General tips for a beginner

(Profligate) #1

Hey there everyone, this is my first post on the site of probably many. Like a lot of beginners, I suffer from the transfer of specifics learned from tutorials to my actual workflow. Sometimes I am looking for a specific (sometimes too specific in my own vain) answer to my particular problem. Sometimes I estimate or guess how things will work, take a crack at them and just test the waters.

Now, its probably a bad thing that I have almost no mental capacity on how to improve a model past a certain point. For instance, the following:

I recently spent the last week 1/2 developing this bolter model from Warhammer 40k, following multiple tutorials and combining the knowledge I received to make as good a mesh as I could. Everything’s alright in my eyes, I recently fixed a texturing issues I had with the model where the texures were stretched. I still feel like there is a lot that can be done to bring up the quality from “Thats alright.” to a sort of breath taking level with the end game goal being exportation to one of the various game engines.

Some basic questions I’d have to ask would probably be:

What do you think could be done to improve the overall look of the base mesh?

Was it good to have multiple pieces for the gun, for example the pistol grip is seperate from the body, as well as the hand guard and all the minute detailing already present?

Are there any ways I can make the details pop more, or to add more to the over all model to give it a more appropriate look?





(GrimZA) #2

It looks a bit too blocky, find references online and pick the parts you like.
For example, this picture gives you a good idea what it can look like in 3d.

There seems to be many variants. Also, it’s better to model the parts separately but you need to give the impression of how they are going to fit together. A rifle barrel is not going to look good just glued to the front of a weapon for example.

(JA12) #3

First image shows darker faces, which is caused by inverted normals. Edit mode, select all, ctrl+N to try and make them consistent and pointing out. If that fails, either the object has negative scale or there are mesh errors.

Second image, don’t show wires see-through. Solid viewport shading and either edit mode and edge selection mode, or object properties -> display: wire, draw all edges, to show the wireframe in object mode.

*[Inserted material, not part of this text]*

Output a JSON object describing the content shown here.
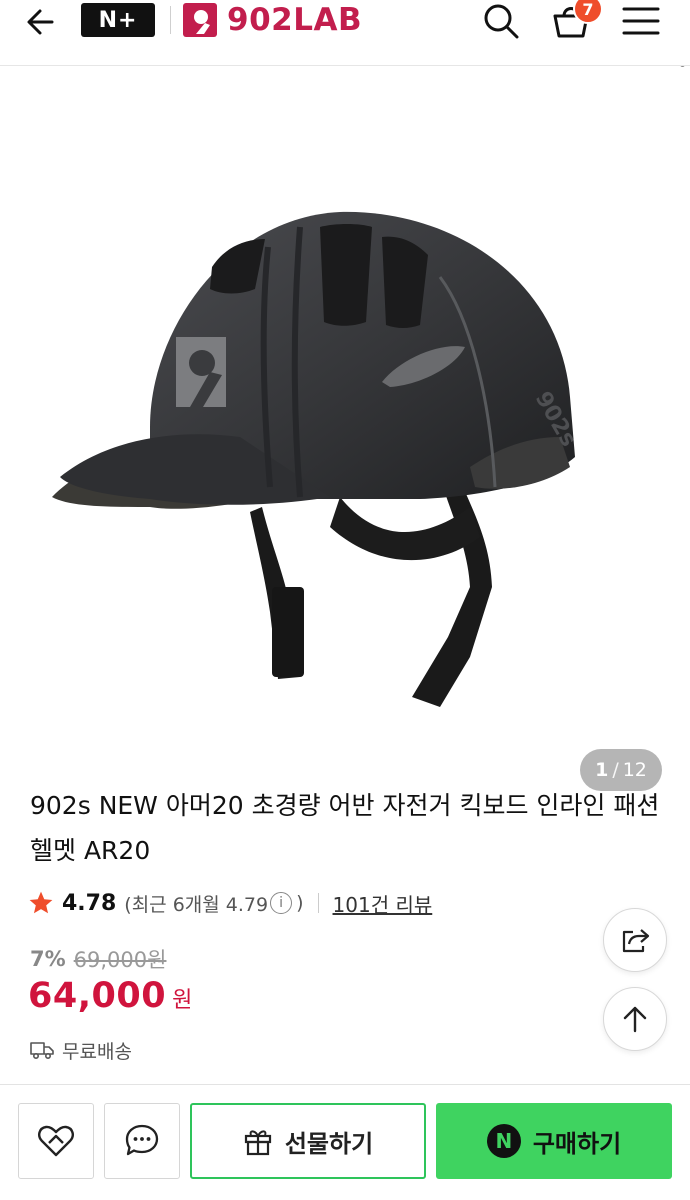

Cropping images isn’t very smart when asking questions. The feedback from the interface is gone so there’s no statistics of the model or the viewport shading mode visible, information that could be provided without you saying anything.

Having a comfortable working scale, dimensions in the viewport, is fine. After the model is finished, it’s good to give the model real world equivalent dimensions. After scaling in object mode, ctrl+A -> scale to apply the object scale to the mesh.

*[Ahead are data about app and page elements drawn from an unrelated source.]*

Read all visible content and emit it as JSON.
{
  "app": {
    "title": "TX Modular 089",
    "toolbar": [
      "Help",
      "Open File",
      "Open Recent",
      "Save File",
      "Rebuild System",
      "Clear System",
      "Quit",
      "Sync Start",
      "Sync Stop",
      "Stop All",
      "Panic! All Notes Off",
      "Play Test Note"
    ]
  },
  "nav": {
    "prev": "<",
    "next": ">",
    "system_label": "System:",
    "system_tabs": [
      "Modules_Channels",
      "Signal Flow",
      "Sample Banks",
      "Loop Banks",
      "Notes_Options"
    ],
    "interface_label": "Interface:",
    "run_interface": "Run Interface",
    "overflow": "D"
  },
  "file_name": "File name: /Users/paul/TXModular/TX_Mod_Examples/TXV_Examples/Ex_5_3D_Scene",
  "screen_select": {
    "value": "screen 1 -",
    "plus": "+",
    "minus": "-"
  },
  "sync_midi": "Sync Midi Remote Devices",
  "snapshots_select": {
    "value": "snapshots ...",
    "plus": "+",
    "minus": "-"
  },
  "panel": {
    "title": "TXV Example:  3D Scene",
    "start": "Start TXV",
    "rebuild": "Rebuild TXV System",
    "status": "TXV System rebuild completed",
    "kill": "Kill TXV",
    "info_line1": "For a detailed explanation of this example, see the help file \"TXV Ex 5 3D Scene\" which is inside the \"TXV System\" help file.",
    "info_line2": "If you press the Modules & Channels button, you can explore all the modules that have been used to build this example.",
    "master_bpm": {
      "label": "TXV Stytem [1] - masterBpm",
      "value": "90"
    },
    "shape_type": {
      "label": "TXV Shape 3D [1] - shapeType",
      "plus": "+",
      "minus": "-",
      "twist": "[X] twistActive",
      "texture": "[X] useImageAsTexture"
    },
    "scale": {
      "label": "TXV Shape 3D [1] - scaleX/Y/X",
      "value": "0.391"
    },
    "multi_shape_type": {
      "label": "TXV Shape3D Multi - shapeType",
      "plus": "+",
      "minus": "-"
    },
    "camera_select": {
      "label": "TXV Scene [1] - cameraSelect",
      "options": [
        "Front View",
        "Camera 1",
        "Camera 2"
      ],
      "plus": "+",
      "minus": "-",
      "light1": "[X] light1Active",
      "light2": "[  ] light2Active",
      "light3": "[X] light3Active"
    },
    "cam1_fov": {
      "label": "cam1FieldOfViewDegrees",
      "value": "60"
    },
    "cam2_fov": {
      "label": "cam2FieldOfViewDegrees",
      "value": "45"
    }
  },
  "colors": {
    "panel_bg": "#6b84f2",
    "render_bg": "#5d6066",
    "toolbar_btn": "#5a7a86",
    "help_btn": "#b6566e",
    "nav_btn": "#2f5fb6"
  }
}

Game assets often follow high poly -> low poly workflow. The high poly model is used to bake geometry and texture details on the low poly version.

(Profligate) #4

Eyy thanks for the info so far, I didn’t know the inverted normals thing was such a big issue, perhaps thats why some of it was missing when I exported it to Unreal.

Also my bad, I’ve never had to ask anyone for advice before relating to blender, didn’t know the stuff on the side was so important.

Guess I should figure out how to bake high to low poly as well.

(FlyingBanana) #5

Guess I should figure out how to bake high to low poly as well.

Here is the BlenderGuru Anvil series and this video is the part where he takes a high poly sculpted mesh and applies it to a low poly mesh to get a low poly mesh with high detail. Might be what you are looking for. If you are lost at this portion of the tutorial you can follow through the whole series he has on the anvil but looks like you have a pretty good idea of what is going on.